Michael K. Deaver
Michael K. Deaver, 1938–2007, was White House Deputy Chief of Staff from 1981 to 1985 after working in Reagan's political campaigns.
Michael K. Deaver was born in 1938 in Bakersfield, California. His father worked for an oil company and his mother was a newspaper reporter. In college, he was in a fraternity and majored in political science and also public administration. He worked for a while in a sales department, played piano in a bar, traveled the world for a year and played piano in Australia to get enough money to return to California.

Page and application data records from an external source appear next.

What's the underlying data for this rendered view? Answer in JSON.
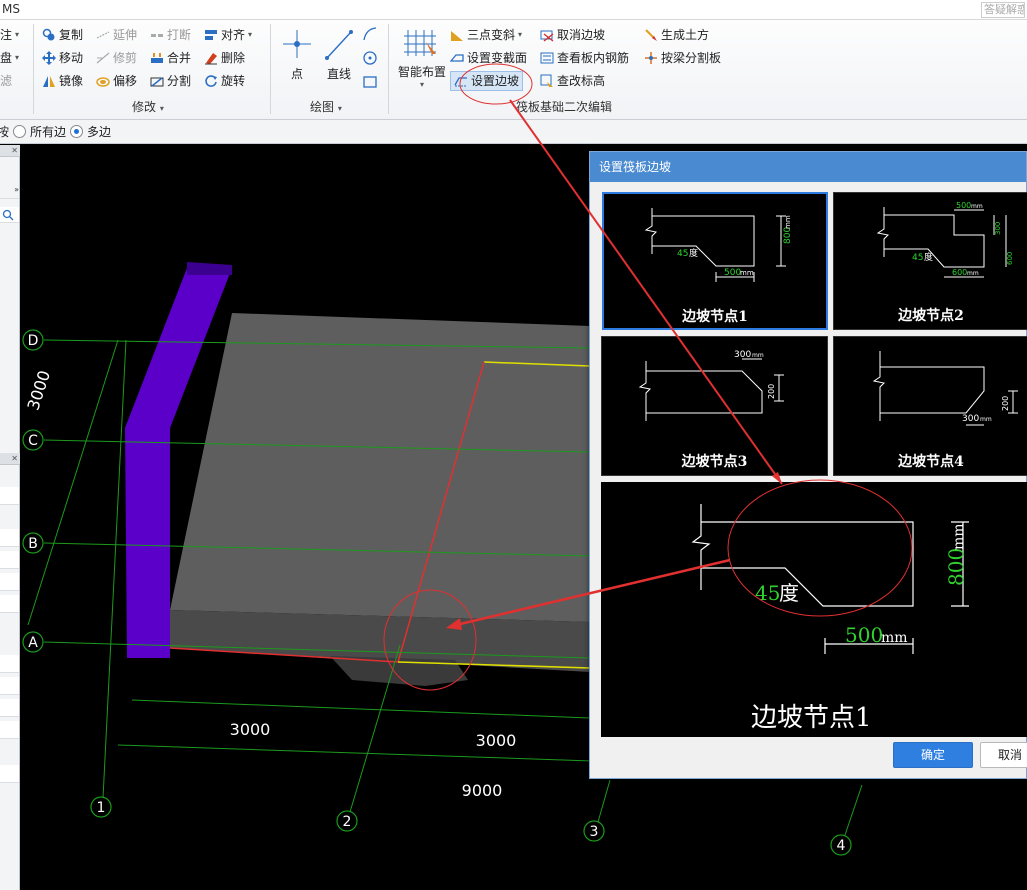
{
  "titlebar": {
    "app_name": "MS",
    "search_placeholder": "答疑解惑"
  },
  "ribbon": {
    "left_partial": {
      "item1": "注",
      "item2": "盘",
      "item3": "滤"
    },
    "modify": {
      "copy": "复制",
      "extend": "延伸",
      "break": "打断",
      "align": "对齐",
      "move": "移动",
      "trim": "修剪",
      "merge": "合并",
      "delete": "删除",
      "mirror": "镜像",
      "offset": "偏移",
      "split": "分割",
      "rotate": "旋转",
      "group_label": "修改"
    },
    "draw": {
      "point": "点",
      "line": "直线",
      "group_label": "绘图"
    },
    "raft": {
      "smart_layout": "智能布置",
      "three_point_slope": "三点变斜",
      "set_section": "设置变截面",
      "set_slope_edge": "设置边坡",
      "cancel_slope_edge": "取消边坡",
      "view_rebar": "查看板内钢筋",
      "edit_elevation": "查改标高",
      "gen_earthwork": "生成土方",
      "split_by_beam": "按梁分割板",
      "group_label": "筏板基础二次编辑"
    }
  },
  "optbar": {
    "partial_label": "按",
    "all_edges": "所有边",
    "multi_edge": "多边"
  },
  "viewport": {
    "axes_rows": [
      "D",
      "C",
      "B",
      "A"
    ],
    "axes_cols": [
      "1",
      "2",
      "3",
      "4"
    ],
    "dim_left": "3000",
    "dim_bottom_1": "3000",
    "dim_bottom_2": "3000",
    "dim_total": "9000"
  },
  "dialog": {
    "title": "设置筏板边坡",
    "nodes": [
      {
        "label": "边坡节点1",
        "angle": "45",
        "angle_unit": "度",
        "width": "500",
        "height": "800",
        "unit": "mm"
      },
      {
        "label": "边坡节点2",
        "angle": "45",
        "angle_unit": "度",
        "top_width": "500",
        "width": "600",
        "height": "600",
        "step_height": "300",
        "unit": "mm"
      },
      {
        "label": "边坡节点3",
        "width": "300",
        "height": "200",
        "unit": "mm"
      },
      {
        "label": "边坡节点4",
        "width": "300",
        "height": "200",
        "unit": "mm"
      }
    ],
    "preview": {
      "label": "边坡节点1",
      "angle": "45",
      "angle_unit": "度",
      "width": "500",
      "height": "800",
      "unit": "mm"
    },
    "ok_label": "确定",
    "cancel_label": "取消"
  },
  "colors": {
    "accent": "#2f7fe0",
    "dim_green": "#00c000",
    "annot_red": "#e03030",
    "column_purple": "#5a00c8"
  }
}
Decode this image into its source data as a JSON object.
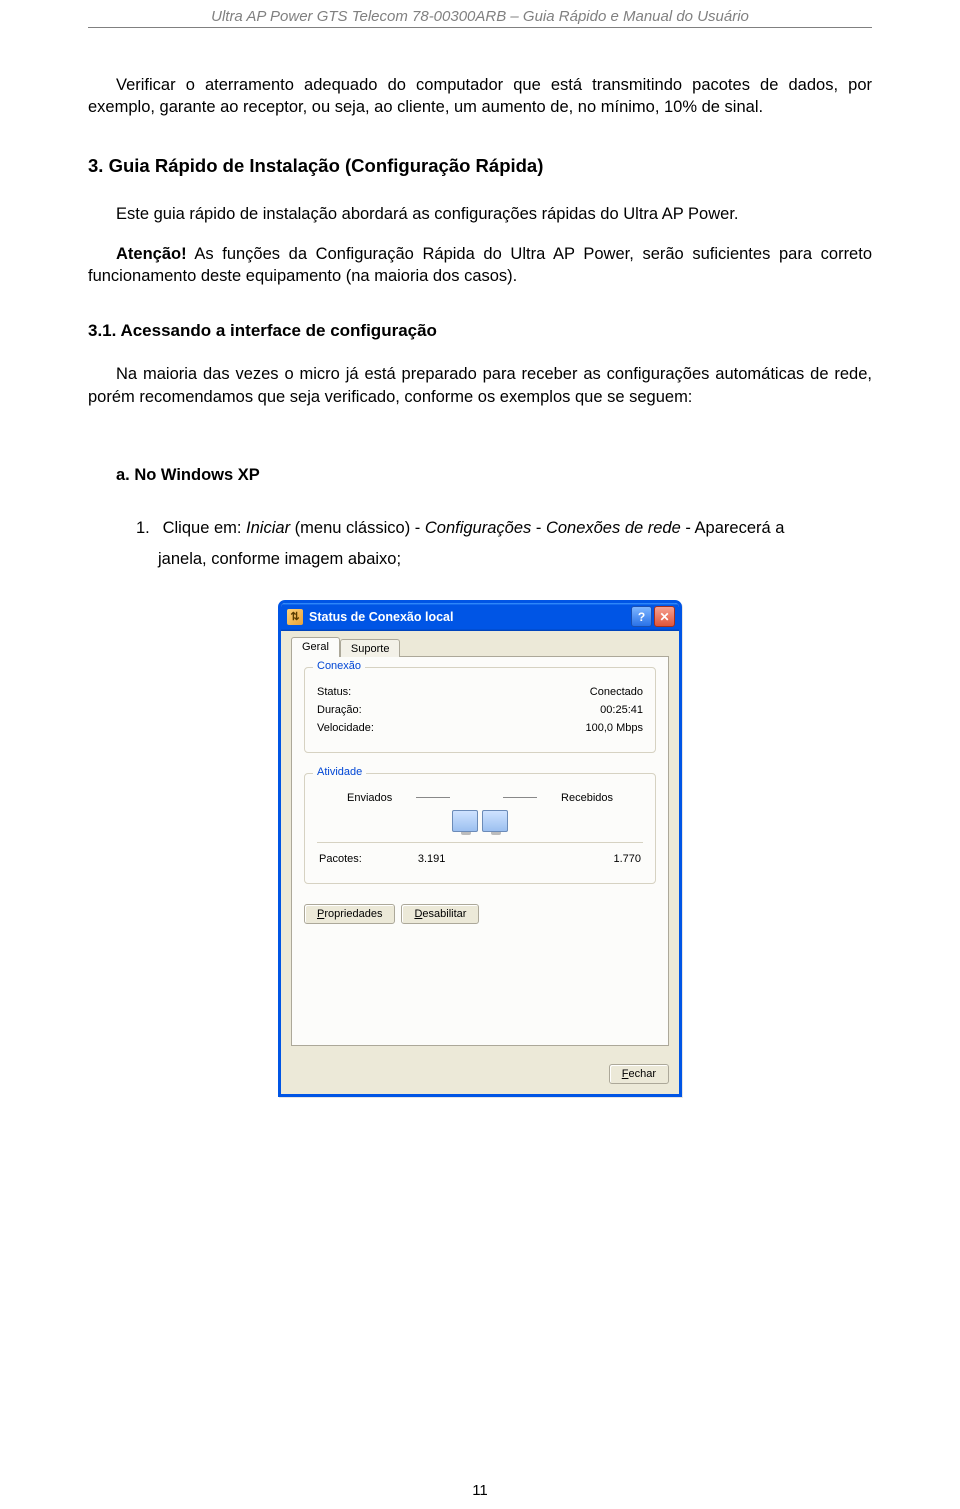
{
  "header": "Ultra AP Power GTS Telecom 78-00300ARB – Guia Rápido e Manual do Usuário",
  "para1": "Verificar o aterramento adequado do computador que está transmitindo pacotes de dados, por exemplo, garante ao receptor, ou seja, ao cliente, um aumento de, no mínimo, 10% de sinal.",
  "h3": "3. Guia Rápido de Instalação (Configuração Rápida)",
  "para2": "Este guia rápido de instalação abordará as configurações rápidas do Ultra AP Power.",
  "attention_label": "Atenção!",
  "attention_text": " As funções da Configuração Rápida do Ultra AP Power, serão suficientes para correto funcionamento deste equipamento (na maioria dos casos).",
  "h4": "3.1. Acessando a interface de configuração",
  "para3": "Na maioria das vezes o micro já está preparado para receber as configurações automáticas de rede, porém recomendamos que seja verificado, conforme os exemplos que se seguem:",
  "sub_a": "a. No Windows XP",
  "step_num": "1.",
  "step_pre": "Clique em: ",
  "step_i1": "Iniciar ",
  "step_mid1": "(menu clássico) - ",
  "step_i2": "Configurações",
  "step_mid2": " - ",
  "step_i3": "Conexões de rede",
  "step_mid3": " - Aparecerá a",
  "step_line2": "janela, conforme imagem abaixo;",
  "xp": {
    "title": "Status de Conexão local",
    "tab_general": "Geral",
    "tab_support": "Suporte",
    "grp_conn": "Conexão",
    "status_label": "Status:",
    "status_value": "Conectado",
    "duration_label": "Duração:",
    "duration_value": "00:25:41",
    "speed_label": "Velocidade:",
    "speed_value": "100,0 Mbps",
    "grp_act": "Atividade",
    "sent": "Enviados",
    "recv": "Recebidos",
    "packets_label": "Pacotes:",
    "packets_sent": "3.191",
    "packets_recv": "1.770",
    "btn_props": "Propriedades",
    "btn_disable": "Desabilitar",
    "btn_close": "Fechar"
  },
  "page_number": "11"
}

In 1964 Michael Deaver worked for Barry Goldwater’s presidential campaign. Goldwater lost the nomination. In 1967 he began working for Ronald Reagan's campaign for Governor of California. Reagan seemed a better bet. Reagan pushed for individual responsibility and pushing for limited U.S. government, balanced with respect for his adversaries, humaneness and compassion. Reagan's humility made the platform more respectable, and resulted in his victory. Deaver was Reagan's aid in Sacramento.
After Reagan left office in California, Deaver co-founded public relations or advertising agency with offices in two California cities. He advised on Reagan's first presidential campaign, and was a senior advisor on Reagan's second presidential campaign. After Ronald Reagan was elected President of the United States, Deaver joined the transition team. In 1981 he became Reagan's Deputy Chief of Staff. After Reagan was reelected, Mr. Deaver was the chairman of the inaugural committee.
He left the White House 1985 to found an advertising agency in Washington, D.C. He helped a homeless shelter and rehab center for 20 years. In 1988 he wrote someone's biography and in 1992 he became the executive vice president of the Washington, D.C. office of a large public relations firm. He was promoted in 1995. The next year he advised the Republican National Committee on how to run their upcoming National Convention. He wrote two books about working for the Reagans and one about Reagan's style of conservatism. The public relations firm he worked for promoted him again in 2006. By October of that year, while he was planning a party to celebrate 20 years of sobriety, he was diagnosed with the pancreatic cancer. He passed away on August 18, 2007. There was a memorial service in the Washington National Cathedral open to the public.
Deaver met his wife in Sacramento working for Reagan's governorship. They had a daughter in 1970 and a son 1975, who were both born in the capital city of California.
The books he wrote include Why I Am a Reagan Conservative and A Different Drummer: My Thirty Years with Ronald Reagan.